Axel Kaehne provides a novel perspective on the conceptual and theoretical foundations of integration studies. In his paper, he maps some of the components of current integration thought to the elements of Thomas Kuhn’s notion of a scientific paradigm. This allows him to examine the scope, nature and depth of, what Kuhn called, group commitments, the presuppositions and assumptions that scientists share when working in a specific field. Kaehne shows that integration studies draw on resources that do not produce a viable and complete scientific paradigm in Kuhn’s sense. Integration has more work to do, so Kaehne argues, in incorporating the patient’s perspective that acts as motivational force and primary impetus for so many integration programmes.
In the next contribution, Jill Manthorpe and colleagues take a closer look at the way in which dementia services may be joined up. Dementia is the “twentieth first century disease”, they write, but what integration means for dementia services has not been fully explored as yet. Their conclusion, that fully integrated dementia care is most likely to be expressed in care homes, may evoke an important debate about the nature and most appropriate constellation of care in this field. Their paper also highlights the need for further work by policy makers and practitioners to define what integration could mean in dementia care.
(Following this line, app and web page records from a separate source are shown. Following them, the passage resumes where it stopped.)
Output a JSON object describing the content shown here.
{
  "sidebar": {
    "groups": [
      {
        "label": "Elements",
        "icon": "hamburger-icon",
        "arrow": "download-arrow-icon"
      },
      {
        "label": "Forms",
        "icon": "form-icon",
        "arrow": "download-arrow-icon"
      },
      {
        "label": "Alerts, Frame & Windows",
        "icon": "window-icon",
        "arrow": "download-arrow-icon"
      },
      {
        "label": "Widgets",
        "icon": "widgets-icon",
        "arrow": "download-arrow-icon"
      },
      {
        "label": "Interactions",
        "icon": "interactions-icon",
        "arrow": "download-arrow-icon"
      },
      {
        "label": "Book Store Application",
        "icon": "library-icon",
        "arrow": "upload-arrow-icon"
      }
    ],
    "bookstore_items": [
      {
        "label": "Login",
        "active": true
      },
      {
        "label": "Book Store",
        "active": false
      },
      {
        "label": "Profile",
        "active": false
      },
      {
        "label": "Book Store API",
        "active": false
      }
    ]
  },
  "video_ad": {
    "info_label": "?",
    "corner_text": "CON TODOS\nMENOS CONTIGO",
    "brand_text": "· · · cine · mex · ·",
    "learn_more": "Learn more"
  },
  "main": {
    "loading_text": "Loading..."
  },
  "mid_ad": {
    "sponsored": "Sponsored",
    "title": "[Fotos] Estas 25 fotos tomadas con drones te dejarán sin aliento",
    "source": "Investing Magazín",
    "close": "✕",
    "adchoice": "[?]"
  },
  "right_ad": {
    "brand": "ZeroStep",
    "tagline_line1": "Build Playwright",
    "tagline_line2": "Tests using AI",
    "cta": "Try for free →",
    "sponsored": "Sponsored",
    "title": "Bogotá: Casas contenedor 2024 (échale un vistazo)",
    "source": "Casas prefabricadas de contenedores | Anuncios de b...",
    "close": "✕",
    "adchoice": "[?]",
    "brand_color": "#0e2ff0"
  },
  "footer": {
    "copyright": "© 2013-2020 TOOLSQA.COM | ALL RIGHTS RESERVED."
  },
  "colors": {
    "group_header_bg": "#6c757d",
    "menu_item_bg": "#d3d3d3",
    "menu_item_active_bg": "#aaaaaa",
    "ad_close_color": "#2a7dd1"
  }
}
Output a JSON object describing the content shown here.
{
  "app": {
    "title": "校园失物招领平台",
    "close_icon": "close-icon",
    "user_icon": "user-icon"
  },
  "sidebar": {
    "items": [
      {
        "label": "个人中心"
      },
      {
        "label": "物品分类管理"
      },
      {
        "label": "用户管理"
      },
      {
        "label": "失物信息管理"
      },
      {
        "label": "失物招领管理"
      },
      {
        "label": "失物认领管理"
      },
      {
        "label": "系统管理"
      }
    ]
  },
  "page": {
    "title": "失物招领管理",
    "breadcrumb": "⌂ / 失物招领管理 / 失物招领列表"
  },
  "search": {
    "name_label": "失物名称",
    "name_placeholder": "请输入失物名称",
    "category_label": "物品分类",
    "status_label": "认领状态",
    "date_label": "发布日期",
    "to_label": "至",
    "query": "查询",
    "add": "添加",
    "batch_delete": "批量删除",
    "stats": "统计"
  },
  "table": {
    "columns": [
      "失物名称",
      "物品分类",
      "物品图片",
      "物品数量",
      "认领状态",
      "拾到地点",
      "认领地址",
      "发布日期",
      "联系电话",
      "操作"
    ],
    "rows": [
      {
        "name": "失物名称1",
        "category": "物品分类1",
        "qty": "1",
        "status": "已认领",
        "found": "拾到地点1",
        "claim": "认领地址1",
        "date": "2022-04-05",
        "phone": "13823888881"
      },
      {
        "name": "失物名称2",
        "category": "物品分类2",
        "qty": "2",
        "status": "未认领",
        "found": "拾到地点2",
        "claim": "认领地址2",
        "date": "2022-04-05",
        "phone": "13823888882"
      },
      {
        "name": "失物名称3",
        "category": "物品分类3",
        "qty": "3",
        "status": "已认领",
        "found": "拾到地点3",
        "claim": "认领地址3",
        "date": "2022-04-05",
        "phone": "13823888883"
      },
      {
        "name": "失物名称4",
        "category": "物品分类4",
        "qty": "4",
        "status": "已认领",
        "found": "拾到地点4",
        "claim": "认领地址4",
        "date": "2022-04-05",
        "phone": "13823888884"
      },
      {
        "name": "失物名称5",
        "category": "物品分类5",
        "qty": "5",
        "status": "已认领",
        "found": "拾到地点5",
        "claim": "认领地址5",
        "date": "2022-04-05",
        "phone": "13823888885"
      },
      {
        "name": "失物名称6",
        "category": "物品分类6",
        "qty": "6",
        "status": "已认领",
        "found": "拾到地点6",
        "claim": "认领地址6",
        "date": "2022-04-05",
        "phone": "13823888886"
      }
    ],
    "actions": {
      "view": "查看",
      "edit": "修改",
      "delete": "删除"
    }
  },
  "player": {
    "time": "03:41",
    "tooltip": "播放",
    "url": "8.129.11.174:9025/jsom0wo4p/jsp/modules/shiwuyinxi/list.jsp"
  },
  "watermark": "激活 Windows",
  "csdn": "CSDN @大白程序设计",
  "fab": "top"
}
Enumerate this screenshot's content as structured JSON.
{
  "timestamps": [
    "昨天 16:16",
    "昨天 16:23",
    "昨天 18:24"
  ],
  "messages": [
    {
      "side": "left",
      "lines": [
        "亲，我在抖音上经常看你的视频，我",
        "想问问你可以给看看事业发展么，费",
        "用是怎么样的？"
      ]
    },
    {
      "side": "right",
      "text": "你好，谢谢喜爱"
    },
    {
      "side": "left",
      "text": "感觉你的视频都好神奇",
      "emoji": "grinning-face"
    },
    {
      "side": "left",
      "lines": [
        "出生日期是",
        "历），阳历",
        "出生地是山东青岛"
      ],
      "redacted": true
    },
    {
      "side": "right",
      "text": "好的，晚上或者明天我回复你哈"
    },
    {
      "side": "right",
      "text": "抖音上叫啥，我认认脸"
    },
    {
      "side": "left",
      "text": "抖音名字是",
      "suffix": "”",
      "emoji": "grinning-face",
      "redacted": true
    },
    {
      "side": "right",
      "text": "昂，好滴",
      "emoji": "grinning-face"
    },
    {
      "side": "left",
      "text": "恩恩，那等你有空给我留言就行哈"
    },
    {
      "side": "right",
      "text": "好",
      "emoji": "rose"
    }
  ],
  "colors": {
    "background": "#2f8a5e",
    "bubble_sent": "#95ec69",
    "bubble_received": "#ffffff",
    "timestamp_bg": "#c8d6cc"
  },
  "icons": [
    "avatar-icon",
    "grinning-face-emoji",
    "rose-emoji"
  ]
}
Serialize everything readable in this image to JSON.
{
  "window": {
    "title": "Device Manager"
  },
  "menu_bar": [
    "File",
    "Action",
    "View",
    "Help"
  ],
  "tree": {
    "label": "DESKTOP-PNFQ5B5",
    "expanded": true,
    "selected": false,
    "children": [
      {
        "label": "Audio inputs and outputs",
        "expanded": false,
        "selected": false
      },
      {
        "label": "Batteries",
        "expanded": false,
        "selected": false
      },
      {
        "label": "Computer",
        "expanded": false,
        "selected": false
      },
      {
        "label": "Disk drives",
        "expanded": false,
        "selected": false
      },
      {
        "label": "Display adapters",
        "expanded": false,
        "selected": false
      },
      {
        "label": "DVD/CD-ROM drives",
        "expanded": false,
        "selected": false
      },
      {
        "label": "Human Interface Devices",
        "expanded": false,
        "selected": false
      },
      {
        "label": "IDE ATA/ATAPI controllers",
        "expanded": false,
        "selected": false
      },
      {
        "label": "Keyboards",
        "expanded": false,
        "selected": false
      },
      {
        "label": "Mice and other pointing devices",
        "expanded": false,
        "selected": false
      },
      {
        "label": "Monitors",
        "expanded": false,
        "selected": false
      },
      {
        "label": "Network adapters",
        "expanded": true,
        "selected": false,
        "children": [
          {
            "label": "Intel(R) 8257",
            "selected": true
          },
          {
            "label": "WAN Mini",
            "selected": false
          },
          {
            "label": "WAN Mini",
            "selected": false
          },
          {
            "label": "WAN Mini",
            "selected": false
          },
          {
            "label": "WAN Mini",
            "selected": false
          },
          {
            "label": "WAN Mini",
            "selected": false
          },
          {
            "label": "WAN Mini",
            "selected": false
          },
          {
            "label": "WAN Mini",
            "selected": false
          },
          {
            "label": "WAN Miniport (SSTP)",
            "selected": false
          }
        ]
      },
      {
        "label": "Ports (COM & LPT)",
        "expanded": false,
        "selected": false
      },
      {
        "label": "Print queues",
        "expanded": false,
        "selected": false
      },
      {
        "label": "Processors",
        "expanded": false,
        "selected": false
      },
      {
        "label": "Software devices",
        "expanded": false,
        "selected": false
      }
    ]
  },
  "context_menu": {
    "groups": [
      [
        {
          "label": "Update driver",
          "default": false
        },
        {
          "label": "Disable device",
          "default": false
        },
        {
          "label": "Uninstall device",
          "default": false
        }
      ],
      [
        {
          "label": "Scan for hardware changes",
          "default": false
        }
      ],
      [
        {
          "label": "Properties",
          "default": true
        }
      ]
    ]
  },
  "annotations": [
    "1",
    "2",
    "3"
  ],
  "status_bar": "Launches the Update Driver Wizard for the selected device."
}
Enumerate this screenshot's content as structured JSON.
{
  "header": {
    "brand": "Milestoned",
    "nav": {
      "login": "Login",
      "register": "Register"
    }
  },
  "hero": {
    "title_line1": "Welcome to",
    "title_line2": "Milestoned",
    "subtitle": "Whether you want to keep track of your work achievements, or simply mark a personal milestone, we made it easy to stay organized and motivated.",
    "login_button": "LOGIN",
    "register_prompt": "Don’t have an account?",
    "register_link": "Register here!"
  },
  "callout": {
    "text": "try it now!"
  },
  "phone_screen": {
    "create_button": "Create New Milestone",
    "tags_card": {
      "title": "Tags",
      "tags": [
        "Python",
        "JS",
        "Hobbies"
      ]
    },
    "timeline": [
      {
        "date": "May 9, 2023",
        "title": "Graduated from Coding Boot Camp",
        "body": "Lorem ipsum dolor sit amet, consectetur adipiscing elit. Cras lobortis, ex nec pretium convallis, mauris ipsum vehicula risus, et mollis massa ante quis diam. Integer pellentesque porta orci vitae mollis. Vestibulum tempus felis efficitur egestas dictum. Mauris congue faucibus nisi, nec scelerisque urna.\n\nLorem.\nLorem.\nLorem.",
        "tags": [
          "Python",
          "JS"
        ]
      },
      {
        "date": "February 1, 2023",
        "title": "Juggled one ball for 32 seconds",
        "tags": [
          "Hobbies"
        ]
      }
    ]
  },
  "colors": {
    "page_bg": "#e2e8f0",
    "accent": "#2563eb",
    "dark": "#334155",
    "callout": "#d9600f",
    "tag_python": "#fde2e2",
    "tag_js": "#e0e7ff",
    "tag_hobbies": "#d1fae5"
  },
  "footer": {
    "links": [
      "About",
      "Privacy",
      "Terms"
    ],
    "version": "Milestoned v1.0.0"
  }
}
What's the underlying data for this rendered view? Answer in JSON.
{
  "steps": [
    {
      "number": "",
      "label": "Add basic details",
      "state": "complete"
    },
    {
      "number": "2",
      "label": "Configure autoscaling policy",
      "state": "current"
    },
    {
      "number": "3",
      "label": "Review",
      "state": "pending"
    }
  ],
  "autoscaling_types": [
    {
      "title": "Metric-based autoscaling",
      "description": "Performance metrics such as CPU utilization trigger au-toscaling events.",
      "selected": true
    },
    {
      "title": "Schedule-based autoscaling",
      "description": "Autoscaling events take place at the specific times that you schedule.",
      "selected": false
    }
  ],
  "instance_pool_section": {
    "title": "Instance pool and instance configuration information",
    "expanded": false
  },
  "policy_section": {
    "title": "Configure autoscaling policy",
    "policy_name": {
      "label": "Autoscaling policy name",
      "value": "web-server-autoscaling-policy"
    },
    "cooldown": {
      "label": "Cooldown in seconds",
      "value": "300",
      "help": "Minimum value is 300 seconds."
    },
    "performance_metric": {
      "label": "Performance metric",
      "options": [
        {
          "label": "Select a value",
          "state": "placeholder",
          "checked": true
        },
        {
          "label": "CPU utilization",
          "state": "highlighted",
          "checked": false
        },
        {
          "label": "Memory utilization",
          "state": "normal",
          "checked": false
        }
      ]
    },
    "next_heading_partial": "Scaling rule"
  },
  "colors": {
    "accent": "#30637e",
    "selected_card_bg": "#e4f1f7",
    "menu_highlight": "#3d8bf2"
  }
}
In the final paper in this edition, Catherine Needham and colleagues consider the “emotional labour” of boundary spanning. This concept describes the effort required to present oneself differently to how one feels inside either by suppressing one’s natural emotions and/or presenting an alternative mask of emotions. It was first identified in relation to the work of flight attendants but is now recognised as being a feature of many professional roles including those in health and care. In relation to integrated care we have generally discussed the emotional impacts of working with those from an alternative professional background, being isolated from our usual peer group and adjusting to unfamiliar organisational norms and values. Needham et al. highlight that a further aspect relates to the degree to which working with citizens across boundaries was an explicit expectation of a job role, or one that has emerged over time. Both have their distinct emotional demands and the authors argue that these should be recognised by employers when recruiting, developing and supporting people to fulfil such roles. They also underline that with the right support boundary spanners may find their emotional labour to be a rewarding aspect of their role.